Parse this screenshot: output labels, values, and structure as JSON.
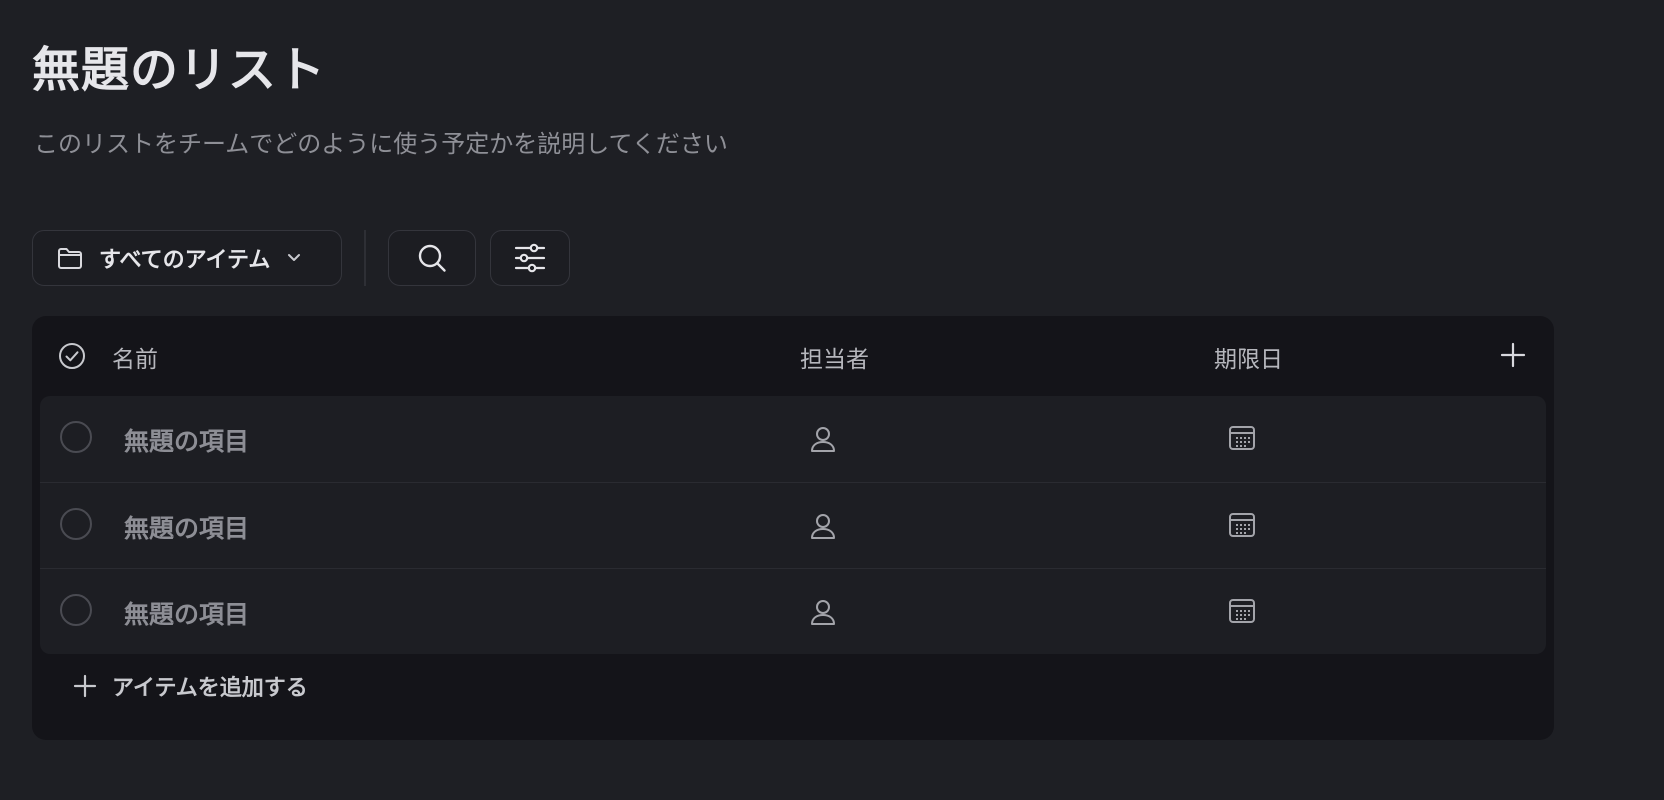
{
  "header": {
    "title": "無題のリスト",
    "description": "このリストをチームでどのように使う予定かを説明してください"
  },
  "toolbar": {
    "view_label": "すべてのアイテム",
    "view_icon": "folder-icon",
    "search_icon": "search-icon",
    "filter_icon": "sliders-icon"
  },
  "table": {
    "columns": {
      "name": "名前",
      "assignee": "担当者",
      "due_date": "期限日"
    },
    "rows": [
      {
        "name": "無題の項目"
      },
      {
        "name": "無題の項目"
      },
      {
        "name": "無題の項目"
      }
    ],
    "add_item_label": "アイテムを追加する"
  },
  "colors": {
    "background": "#1e1f24",
    "table_background": "#141419",
    "rows_background": "#1d1e23",
    "text_primary": "#e6e6ea",
    "text_muted": "#8e8f96"
  }
}
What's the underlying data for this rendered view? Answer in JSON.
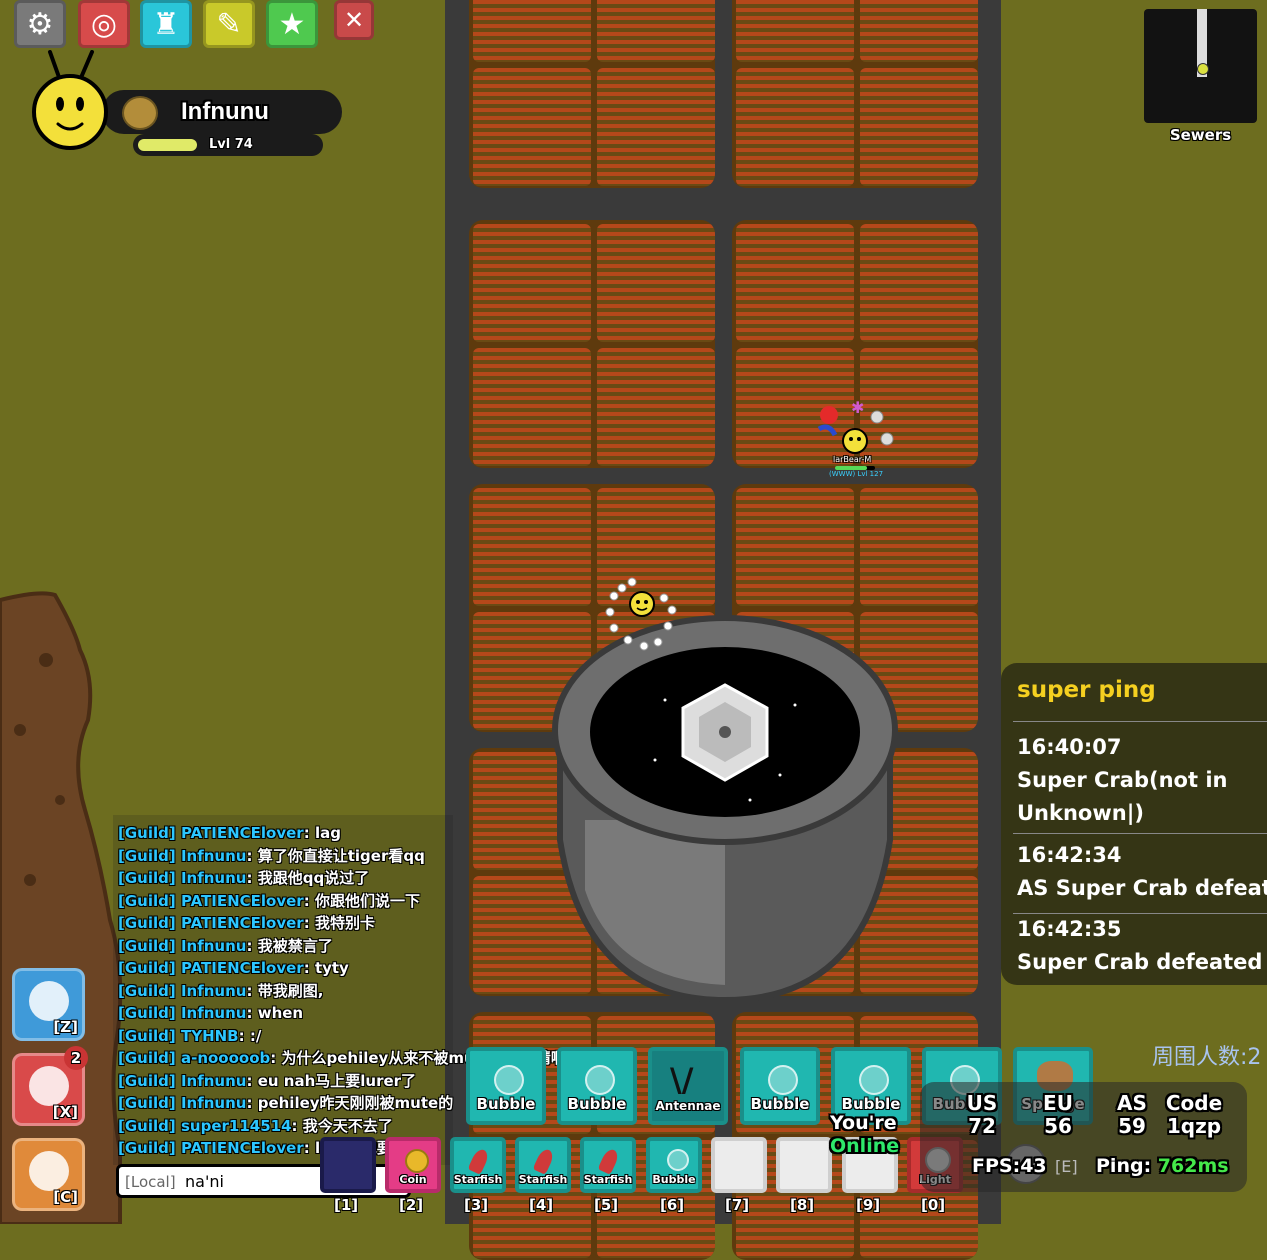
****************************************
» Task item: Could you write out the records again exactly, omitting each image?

» Exercise response:
Parse this screenshot: output labels, values, and structure as JSON.
{
  "header": {
    "title": "無題のリスト",
    "description": "このリストをチームでどのように使う予定かを説明してください"
  },
  "toolbar": {
    "view_label": "すべてのアイテム",
    "view_icon": "folder-icon",
    "search_icon": "search-icon",
    "filter_icon": "sliders-icon"
  },
  "table": {
    "columns": {
      "name": "名前",
      "assignee": "担当者",
      "due_date": "期限日"
    },
    "rows": [
      {
        "name": "無題の項目"
      },
      {
        "name": "無題の項目"
      },
      {
        "name": "無題の項目"
      }
    ],
    "add_item_label": "アイテムを追加する"
  },
  "colors": {
    "background": "#1e1f24",
    "table_background": "#141419",
    "rows_background": "#1d1e23",
    "text_primary": "#e6e6ea",
    "text_muted": "#8e8f96"
  }
}
What's the underlying data for this rendered view? Answer in JSON.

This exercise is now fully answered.